A habit I’ve noticed some parents have is talking negatively about their children in front of the child, as if the child weren’t present. Some people start this during the child’s infancy. When a child is old enough to recognize his/her name (3 months) it’s a habit to stop for good.
As adults we wouldn’t do that to one another. We would not stand in front of a friend and talk negatively about that friend, as if she/he wasn’t standing there. We are aware that the friend we are talking about would feel hurt. So why would we do it to our children? Click to read more
Recently I was talking to a friend about the delightful series Grace and Frankie. I pointed out what amazing self care Jane Fonda and Lily Tomlin must have been using over the years. I was especially delighted to see the scene in which Lily Tomlin does a sudden squat calling out “I’m flexible,” as she quickly jumps up out of the squat! Wonderful! My friend pointed out, “it’s their job to use good self-care.” Later on I thought “No, it’s everybody’s job to use good self-care.”
Unfortunately many people perceive self care as being part of vanity and only for the famous or beautiful. In some cases this may be a factor in self-care in others not so. As a very young woman I began to ride road bicycles as a way to get myself in shape after having children. Within a few rides it quickly became something else indeed; it became an absolute joy! I noticed my thinking and mood improving. Aerobic exercise improved my ability to think clearly/positively. I felt better all over. Luckily I found an aerobic exercise I thoroughly enjoyed. Two years later I found yoga and fell in love with yoga. So the self-care I began to do as a young woman became very much a part of who I was/am and how much better I felt because of it. It had nothing to do with how I looked. Although I eventually had to give up riding bicycles because I developed carpal tunnel syndrome I have never given up the yoga and I continue to hike. I do these activities because they help me feel better, I enjoy them, and they are my play. Click to read more

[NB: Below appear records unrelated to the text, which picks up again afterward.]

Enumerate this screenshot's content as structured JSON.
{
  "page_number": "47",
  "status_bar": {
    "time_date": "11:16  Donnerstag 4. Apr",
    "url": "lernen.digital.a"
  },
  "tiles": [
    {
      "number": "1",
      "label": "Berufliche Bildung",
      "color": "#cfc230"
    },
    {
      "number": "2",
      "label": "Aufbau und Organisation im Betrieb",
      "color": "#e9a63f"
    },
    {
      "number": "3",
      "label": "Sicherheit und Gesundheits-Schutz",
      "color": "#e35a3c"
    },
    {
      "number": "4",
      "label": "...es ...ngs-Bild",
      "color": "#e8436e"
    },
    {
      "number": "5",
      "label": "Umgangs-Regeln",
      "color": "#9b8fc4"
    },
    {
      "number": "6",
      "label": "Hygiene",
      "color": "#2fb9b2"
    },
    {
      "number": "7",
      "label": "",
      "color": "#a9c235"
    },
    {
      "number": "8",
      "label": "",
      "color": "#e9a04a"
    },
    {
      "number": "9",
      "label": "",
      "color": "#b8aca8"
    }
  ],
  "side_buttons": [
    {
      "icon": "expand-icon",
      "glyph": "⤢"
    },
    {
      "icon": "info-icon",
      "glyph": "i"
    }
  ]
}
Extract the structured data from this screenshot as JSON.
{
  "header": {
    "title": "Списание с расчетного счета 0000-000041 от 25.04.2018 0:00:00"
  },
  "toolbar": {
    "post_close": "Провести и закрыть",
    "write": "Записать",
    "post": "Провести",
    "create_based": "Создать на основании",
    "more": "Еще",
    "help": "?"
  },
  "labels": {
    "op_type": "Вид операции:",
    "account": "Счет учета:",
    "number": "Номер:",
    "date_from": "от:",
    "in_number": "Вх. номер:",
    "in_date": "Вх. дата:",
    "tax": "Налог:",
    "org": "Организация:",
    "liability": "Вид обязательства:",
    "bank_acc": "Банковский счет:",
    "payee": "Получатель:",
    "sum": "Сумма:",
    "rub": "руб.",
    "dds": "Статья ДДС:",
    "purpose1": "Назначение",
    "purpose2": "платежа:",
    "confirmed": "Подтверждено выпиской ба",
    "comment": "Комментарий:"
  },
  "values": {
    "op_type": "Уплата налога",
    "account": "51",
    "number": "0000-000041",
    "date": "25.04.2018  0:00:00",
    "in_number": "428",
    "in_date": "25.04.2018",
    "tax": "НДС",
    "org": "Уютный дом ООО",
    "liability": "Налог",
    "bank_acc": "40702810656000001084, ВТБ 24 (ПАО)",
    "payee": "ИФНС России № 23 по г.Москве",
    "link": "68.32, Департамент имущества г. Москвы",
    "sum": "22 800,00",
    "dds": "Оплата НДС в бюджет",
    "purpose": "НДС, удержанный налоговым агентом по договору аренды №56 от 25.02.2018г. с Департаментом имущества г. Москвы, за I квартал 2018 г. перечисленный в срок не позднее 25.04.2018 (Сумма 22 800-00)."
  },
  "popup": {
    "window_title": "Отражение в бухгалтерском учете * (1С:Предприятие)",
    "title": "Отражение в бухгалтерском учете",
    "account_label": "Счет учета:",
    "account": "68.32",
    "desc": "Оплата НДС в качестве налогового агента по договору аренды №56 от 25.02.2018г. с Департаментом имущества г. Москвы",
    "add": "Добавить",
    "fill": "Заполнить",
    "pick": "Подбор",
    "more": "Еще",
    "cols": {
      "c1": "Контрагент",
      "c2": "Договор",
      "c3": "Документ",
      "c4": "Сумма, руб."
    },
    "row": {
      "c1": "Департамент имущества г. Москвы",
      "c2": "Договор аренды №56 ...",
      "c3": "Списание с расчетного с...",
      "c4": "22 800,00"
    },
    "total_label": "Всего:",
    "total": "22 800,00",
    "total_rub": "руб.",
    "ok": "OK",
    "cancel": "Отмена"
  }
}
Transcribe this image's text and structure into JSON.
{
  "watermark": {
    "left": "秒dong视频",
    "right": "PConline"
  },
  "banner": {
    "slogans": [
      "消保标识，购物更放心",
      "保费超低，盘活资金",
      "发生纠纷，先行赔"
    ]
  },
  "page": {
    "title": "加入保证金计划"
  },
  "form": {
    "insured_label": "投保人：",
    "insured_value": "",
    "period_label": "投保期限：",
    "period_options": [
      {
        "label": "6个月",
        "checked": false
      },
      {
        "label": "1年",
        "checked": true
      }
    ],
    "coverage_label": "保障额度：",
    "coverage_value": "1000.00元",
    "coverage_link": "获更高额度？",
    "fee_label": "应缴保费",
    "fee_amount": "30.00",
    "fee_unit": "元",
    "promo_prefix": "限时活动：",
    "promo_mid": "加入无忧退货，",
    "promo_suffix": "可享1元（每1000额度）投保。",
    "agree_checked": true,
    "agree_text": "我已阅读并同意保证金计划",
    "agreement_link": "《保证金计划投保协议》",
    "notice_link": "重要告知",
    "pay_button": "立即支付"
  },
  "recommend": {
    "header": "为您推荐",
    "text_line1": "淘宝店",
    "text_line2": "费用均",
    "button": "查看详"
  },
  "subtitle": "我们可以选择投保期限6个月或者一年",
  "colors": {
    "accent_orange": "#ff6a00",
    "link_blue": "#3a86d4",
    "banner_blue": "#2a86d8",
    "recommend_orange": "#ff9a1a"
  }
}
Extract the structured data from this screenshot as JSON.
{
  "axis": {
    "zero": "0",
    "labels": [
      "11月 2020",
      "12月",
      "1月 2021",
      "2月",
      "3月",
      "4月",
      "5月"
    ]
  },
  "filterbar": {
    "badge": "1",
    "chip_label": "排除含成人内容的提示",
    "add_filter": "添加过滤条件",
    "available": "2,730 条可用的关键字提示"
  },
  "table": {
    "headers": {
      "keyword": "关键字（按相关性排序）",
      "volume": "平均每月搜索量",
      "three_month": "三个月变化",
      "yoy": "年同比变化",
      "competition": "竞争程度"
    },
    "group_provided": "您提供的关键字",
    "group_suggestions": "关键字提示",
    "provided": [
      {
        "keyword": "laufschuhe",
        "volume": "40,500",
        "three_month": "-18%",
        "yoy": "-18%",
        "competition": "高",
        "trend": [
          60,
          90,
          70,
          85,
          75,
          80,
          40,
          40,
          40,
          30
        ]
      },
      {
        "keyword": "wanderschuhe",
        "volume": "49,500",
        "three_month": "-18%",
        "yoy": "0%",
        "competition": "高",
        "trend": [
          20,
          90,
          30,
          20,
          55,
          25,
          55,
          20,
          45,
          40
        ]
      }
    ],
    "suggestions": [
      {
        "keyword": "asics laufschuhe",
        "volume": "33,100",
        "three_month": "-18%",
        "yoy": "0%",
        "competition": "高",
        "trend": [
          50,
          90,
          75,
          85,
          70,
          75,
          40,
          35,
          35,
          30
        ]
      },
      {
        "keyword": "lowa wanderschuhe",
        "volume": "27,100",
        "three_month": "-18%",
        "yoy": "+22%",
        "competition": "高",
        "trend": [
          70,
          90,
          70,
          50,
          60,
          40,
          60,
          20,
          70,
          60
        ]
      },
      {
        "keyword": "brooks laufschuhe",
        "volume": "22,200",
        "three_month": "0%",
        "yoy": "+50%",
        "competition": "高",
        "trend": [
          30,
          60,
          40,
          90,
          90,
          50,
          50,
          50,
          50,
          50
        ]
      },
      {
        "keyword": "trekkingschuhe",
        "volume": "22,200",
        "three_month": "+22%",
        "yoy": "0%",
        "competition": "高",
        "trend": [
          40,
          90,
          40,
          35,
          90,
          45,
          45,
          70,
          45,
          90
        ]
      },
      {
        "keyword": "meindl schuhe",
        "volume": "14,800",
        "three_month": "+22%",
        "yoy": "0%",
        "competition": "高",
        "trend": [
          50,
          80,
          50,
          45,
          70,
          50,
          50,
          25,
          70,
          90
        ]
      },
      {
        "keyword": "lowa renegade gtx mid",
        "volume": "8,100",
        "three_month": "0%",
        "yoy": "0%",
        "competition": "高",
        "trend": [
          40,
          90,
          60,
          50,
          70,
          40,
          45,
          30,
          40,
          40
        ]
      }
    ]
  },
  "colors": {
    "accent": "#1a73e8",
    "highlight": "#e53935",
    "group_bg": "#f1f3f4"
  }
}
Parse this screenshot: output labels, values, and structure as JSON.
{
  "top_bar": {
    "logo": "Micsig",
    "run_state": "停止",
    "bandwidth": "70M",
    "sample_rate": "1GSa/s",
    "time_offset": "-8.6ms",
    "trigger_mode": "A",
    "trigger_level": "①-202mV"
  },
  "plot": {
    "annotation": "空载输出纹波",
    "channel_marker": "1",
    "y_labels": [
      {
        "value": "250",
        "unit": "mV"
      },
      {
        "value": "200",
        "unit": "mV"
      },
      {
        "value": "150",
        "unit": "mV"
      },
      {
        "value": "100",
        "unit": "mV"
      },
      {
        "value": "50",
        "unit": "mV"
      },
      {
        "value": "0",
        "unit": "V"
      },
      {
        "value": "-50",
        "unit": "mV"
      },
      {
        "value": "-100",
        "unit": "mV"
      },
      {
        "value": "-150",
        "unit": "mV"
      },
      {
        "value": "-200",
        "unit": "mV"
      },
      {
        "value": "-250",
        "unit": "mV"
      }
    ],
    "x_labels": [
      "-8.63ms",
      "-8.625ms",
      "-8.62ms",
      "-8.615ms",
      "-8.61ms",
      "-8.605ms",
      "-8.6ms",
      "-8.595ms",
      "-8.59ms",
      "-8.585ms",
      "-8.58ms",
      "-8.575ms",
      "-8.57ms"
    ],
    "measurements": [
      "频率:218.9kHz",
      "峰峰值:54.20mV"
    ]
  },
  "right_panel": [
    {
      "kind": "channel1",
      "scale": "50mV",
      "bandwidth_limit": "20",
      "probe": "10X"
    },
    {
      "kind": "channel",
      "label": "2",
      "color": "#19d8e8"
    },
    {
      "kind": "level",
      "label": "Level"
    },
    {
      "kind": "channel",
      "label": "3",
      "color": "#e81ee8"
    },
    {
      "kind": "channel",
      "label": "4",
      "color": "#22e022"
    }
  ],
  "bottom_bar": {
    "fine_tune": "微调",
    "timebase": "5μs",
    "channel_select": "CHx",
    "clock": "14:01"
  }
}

Everyone needs and has a right to positive self-esteem. Authentic self-esteem is not based in appearance. Genuine self-esteem has nothing to do with color of hair, eyes or skin. It has nothing to do with the size or shape of any body parts. It does not even have anything to do how much money we have or what we do or don’t own. Click to read more